Bringing sibs together to share their experiences with one another was always one of my goals for this project. Getting to watch that connection happen right in front of us was inspiring, thought-provoking, and gave us even more fuel for our sib-fire.

Claire

Undiagnosed

During our D.C. stop we met with a 45 year old woman in a cute café outside the city. What was especially interesting about her family’s story is that her brother has remained undiagnosed despite a long list of social and language related difficulties. Granted, her brother is in his late 40s now and diagnosing is different now than it was then, but she and her family have dealt with him his whole life without a diagnosis or the medical “advantages” that go along with having a name for the problem. She speculates that her brother probably has some form of Asperger’s, although she thinks he wouldn’t have been put on the Autistic Spectrum when he was growing up because he didn’t appear severe enough, especially since Asperger's was added to the spectrum only recently. She described her brother for us, explaining that he lacks many social and hygienic skills, suffers from speech and language issues, and currently works the night shift stacking shelves at an Office Depot equivalent. She said he never really had any friends but he is currently married to his second wife. He has three children. “If you want to call that independent, you can, because he’s not in a group home,” she told us, although it was clear that she did not agree. We asked her about her relationship with him. She certainly had a lot to say but, just like many other siblings we have spoken with, she described them as personal issues that she, herself, was dealing with, not the two of them. She depicted a lot of anger towards him because he has put so much stress on her aging parents, one of whom still works 2 jobs even though he is in his seventies. “There are definitely times when he has learned to manipulate my parents.. that just infuriates me.” Yet despite her anger, she, like many other sibs, often simply suppresses her emotions when she's around him. She let us know that we would not be able to tell that she felt this way if we were to see her with her brother. She struggles with the fact that her parents support him financially because she doesn’t support providing for him at his every whim. She once brought her frustrations up with her dad who became very aggravated with her. “Sorry,” she said “these are my emotions.” She described how, when she is one of his primary caretakers after her parents' passing, she is going to handle his financial support in a much more regimented manner. While she certainly respects and cares deeply for her parents, it's clear that a portion of her anger seems to have come from her disagreements with how they have consistently supported and enabled her brother's lifestyle.

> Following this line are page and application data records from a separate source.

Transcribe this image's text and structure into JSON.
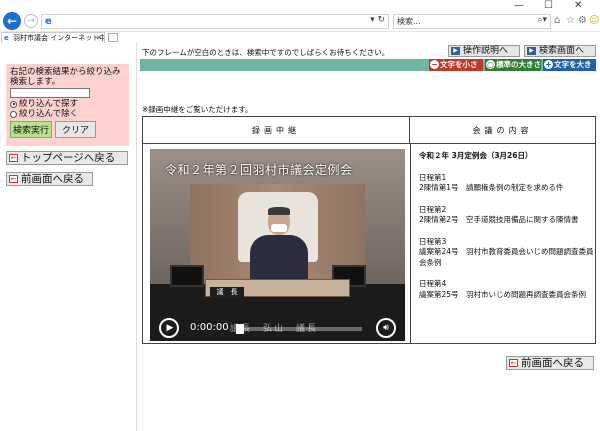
{
  "browser": {
    "search_placeholder": "検索...",
    "tab_title": "羽村市議会 インターネット中継",
    "window_controls": [
      "—",
      "☐",
      "✕"
    ],
    "toolbar_icons": [
      "home-icon",
      "star-icon",
      "gear-icon",
      "smiley-icon"
    ]
  },
  "left": {
    "filter_text": "右記の検索結果から絞り込み検索します。",
    "radio_narrow": "絞り込んで探す",
    "radio_exclude": "絞り込んで除く",
    "search_button": "検索実行",
    "clear_button": "クリア",
    "top_page_link": "トップページへ戻る",
    "prev_page_link": "前画面へ戻る"
  },
  "right": {
    "frame_note": "下のフレームが空白のときは、検索中ですのでしばらくお待ちください。",
    "guide_button": "操作説明へ",
    "search_screen_button": "検索画面へ",
    "font_small": "文字を小さく",
    "font_standard": "標準の大きさ",
    "font_large": "文字を大きく",
    "notice": "※録画中継をご覧いただけます。",
    "col_video": "録画中継",
    "col_agenda": "会議の内容",
    "video": {
      "overlay_title": "令和２年第２回羽村市議会定例会",
      "caption": "議長　弘山　議長",
      "nameplate": "議　長",
      "time": "0:00:00",
      "progress": 0
    },
    "agenda": {
      "session": "令和２年 3月定例会（3月26日）",
      "items": [
        {
          "day": "日程第1",
          "detail": "2陳情第1号　請願権条例の制定を求める件"
        },
        {
          "day": "日程第2",
          "detail": "2陳情第2号　空手道競技用備品に関する陳情書"
        },
        {
          "day": "日程第3",
          "detail": "議案第24号　羽村市教育委員会いじめ問題調査委員会条例"
        },
        {
          "day": "日程第4",
          "detail": "議案第25号　羽村市いじめ問題再調査委員会条例"
        }
      ]
    },
    "bottom_back_button": "前画面へ戻る"
  }
}
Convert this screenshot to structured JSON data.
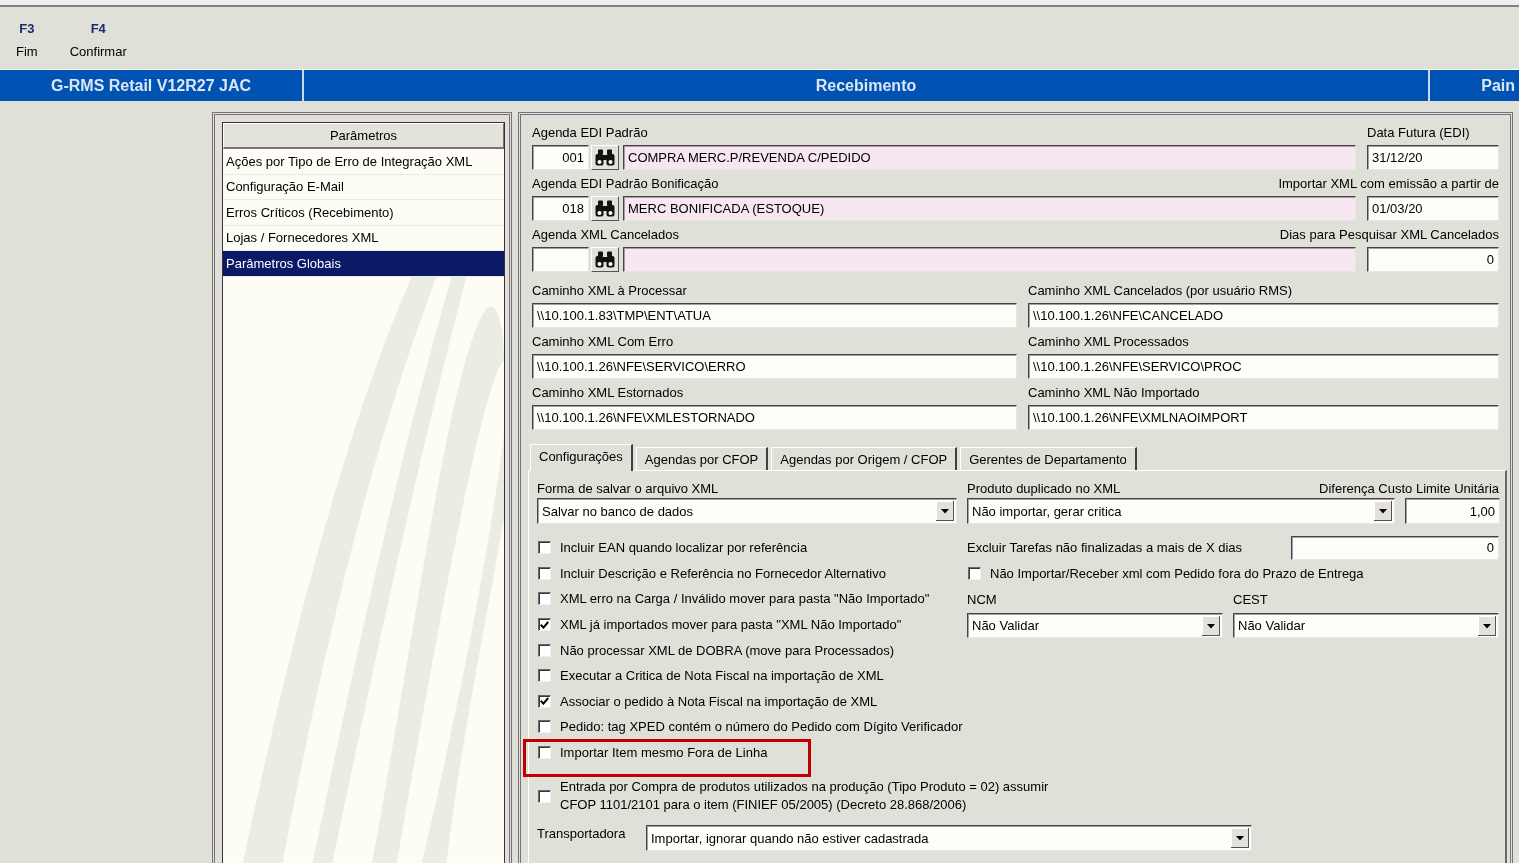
{
  "toolbar": [
    {
      "key": "F3",
      "label": "Fim"
    },
    {
      "key": "F4",
      "label": "Confirmar"
    }
  ],
  "title_bar": {
    "segments": [
      "G-RMS Retail V12R27 JAC",
      "Recebimento",
      "Pain"
    ]
  },
  "parameters_list": {
    "header": "Parâmetros",
    "items": [
      {
        "label": "Ações por Tipo de Erro de Integração XML",
        "selected": false
      },
      {
        "label": "Configuração E-Mail",
        "selected": false
      },
      {
        "label": "Erros Críticos (Recebimento)",
        "selected": false
      },
      {
        "label": "Lojas / Fornecedores XML",
        "selected": false
      },
      {
        "label": "Parâmetros Globais",
        "selected": true
      }
    ]
  },
  "agenda_rows": [
    {
      "label": "Agenda EDI Padrão",
      "code": "001",
      "description": "COMPRA MERC.P/REVENDA C/PEDIDO",
      "side": {
        "kind": "date",
        "label": "Data Futura (EDI)",
        "value": "31/12/20"
      }
    },
    {
      "label": "Agenda EDI Padrão Bonificação",
      "code": "018",
      "description": "MERC BONIFICADA (ESTOQUE)",
      "side": {
        "kind": "date",
        "label": "Importar XML com emissão a partir de",
        "value": "01/03/20"
      }
    },
    {
      "label": "Agenda XML Cancelados",
      "side": {
        "kind": "number",
        "label": "Dias para Pesquisar XML Cancelados",
        "value": "0"
      }
    }
  ],
  "path_fields": [
    {
      "label": "Caminho XML à Processar",
      "value": "\\\\10.100.1.83\\TMP\\ENT\\ATUA"
    },
    {
      "label": "Caminho XML Cancelados (por usuário RMS)",
      "value": "\\\\10.100.1.26\\NFE\\CANCELADO"
    },
    {
      "label": "Caminho XML Com Erro",
      "value": "\\\\10.100.1.26\\NFE\\SERVICO\\ERRO"
    },
    {
      "label": "Caminho XML Processados",
      "value": "\\\\10.100.1.26\\NFE\\SERVICO\\PROC"
    },
    {
      "label": "Caminho XML Estornados",
      "value": "\\\\10.100.1.26\\NFE\\XMLESTORNADO"
    },
    {
      "label": "Caminho XML Não Importado",
      "value": "\\\\10.100.1.26\\NFE\\XMLNAOIMPORT"
    }
  ],
  "tabs": [
    {
      "label": "Configurações",
      "selected": true
    },
    {
      "label": "Agendas por CFOP",
      "selected": false
    },
    {
      "label": "Agendas por Origem / CFOP",
      "selected": false
    },
    {
      "label": "Gerentes de Departamento",
      "selected": false
    }
  ],
  "configuracoes": {
    "save_mode": {
      "label": "Forma de salvar o arquivo XML",
      "value": "Salvar no banco de dados"
    },
    "duplicate_product": {
      "label": "Produto duplicado no XML",
      "value": "Não importar, gerar critica"
    },
    "cost_limit": {
      "label": "Diferença Custo Limite Unitária",
      "value": "1,00"
    },
    "options": [
      {
        "label": "Incluir EAN quando localizar por referência",
        "checked": false,
        "highlighted": false
      },
      {
        "label": "Incluir Descrição e Referência no Fornecedor Alternativo",
        "checked": false,
        "highlighted": false
      },
      {
        "label": "XML erro na Carga / Inválido mover para pasta \"Não Importado\"",
        "checked": false,
        "highlighted": false
      },
      {
        "label": "XML já importados mover para pasta \"XML Não Importado\"",
        "checked": true,
        "highlighted": false
      },
      {
        "label": "Não processar XML de DOBRA (move para Processados)",
        "checked": false,
        "highlighted": false
      },
      {
        "label": "Executar a Critica de Nota Fiscal na importação de XML",
        "checked": false,
        "highlighted": false
      },
      {
        "label": "Associar o pedido à Nota Fiscal na importação de XML",
        "checked": true,
        "highlighted": false
      },
      {
        "label": "Pedido: tag XPED contém o número do Pedido com Dígito Verificador",
        "checked": false,
        "highlighted": false
      },
      {
        "label": "Importar Item mesmo Fora de Linha",
        "checked": false,
        "highlighted": true
      }
    ],
    "exclude_tasks": {
      "label": "Excluir Tarefas não finalizadas a mais de X dias",
      "value": "0"
    },
    "late_order_option": {
      "label": "Não Importar/Receber xml com Pedido fora do Prazo de Entrega",
      "checked": false
    },
    "ncm": {
      "label": "NCM",
      "value": "Não Validar"
    },
    "cest": {
      "label": "CEST",
      "value": "Não Validar"
    },
    "production_option": {
      "label": "Entrada por Compra de produtos utilizados na produção (Tipo Produto = 02) assumir CFOP 1101/2101 para o item (FINIEF 05/2005) (Decreto 28.868/2006)",
      "checked": false
    },
    "carrier": {
      "label": "Transportadora",
      "value": "Importar, ignorar quando não estiver cadastrada"
    }
  }
}
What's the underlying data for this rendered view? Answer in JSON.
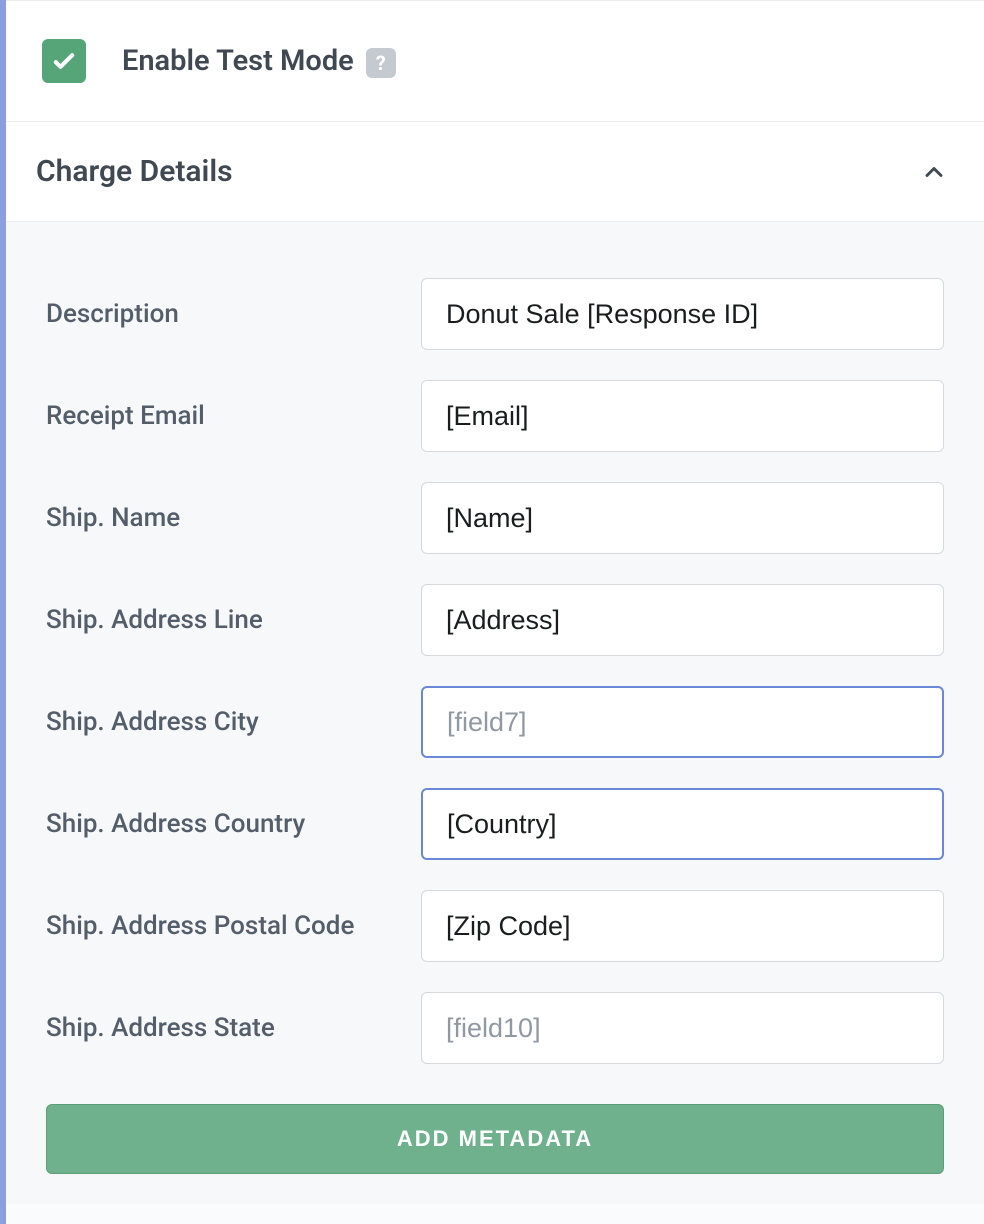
{
  "testMode": {
    "label": "Enable Test Mode",
    "checked": true,
    "helpIcon": "?"
  },
  "section": {
    "title": "Charge Details",
    "expanded": true
  },
  "fields": {
    "description": {
      "label": "Description",
      "value": "Donut Sale [Response ID]"
    },
    "receiptEmail": {
      "label": "Receipt Email",
      "value": "[Email]"
    },
    "shipName": {
      "label": "Ship. Name",
      "value": "[Name]"
    },
    "shipAddressLine": {
      "label": "Ship. Address Line",
      "value": "[Address]"
    },
    "shipAddressCity": {
      "label": "Ship. Address City",
      "value": "",
      "placeholder": "[field7]",
      "selected": true
    },
    "shipAddressCountry": {
      "label": "Ship. Address Country",
      "value": "[Country]",
      "selected": true
    },
    "shipAddressPostalCode": {
      "label": "Ship. Address Postal Code",
      "value": "[Zip Code]"
    },
    "shipAddressState": {
      "label": "Ship. Address State",
      "value": "",
      "placeholder": "[field10]"
    }
  },
  "buttons": {
    "addMetadata": "ADD METADATA"
  }
}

She said she can essentially only talk to her sister about her brother. “We literally felt like we were the only ones who could really understand each other. Because it’s so hard when you’re trying to describe [him] to someone because he doesn’t have a diagnosis.” She told us that, “even good friends are good listeners but unless they have a sibling, they really don’t get it…they can’t really empathize and they don’t really know what to say.” She has wrestled with how and to whom to unroll her brother’s story. She, along with many others that we have spoken with, try to understand “how much is he really able to comprehend versus how much of it is his disability” and she yearns to speak with others about their experiences as sibs. She talked about wanting to know about services she could get for her brother and also emotional support she could get for herself. “It’s one thing online, it’s great, but person to person is even better”. She was definitely a reminder to us of the need for increased visibility around sibling issues as well as access to high-quality and yet affordable support services for siblings.

We loved speaking with her about her life and her brother and her frustrations with being a sib. She really proved to us, once again, how important sibs’ stories are, for the sibs themselves, for their peers, and for other sibs around them.

Claire and Ellie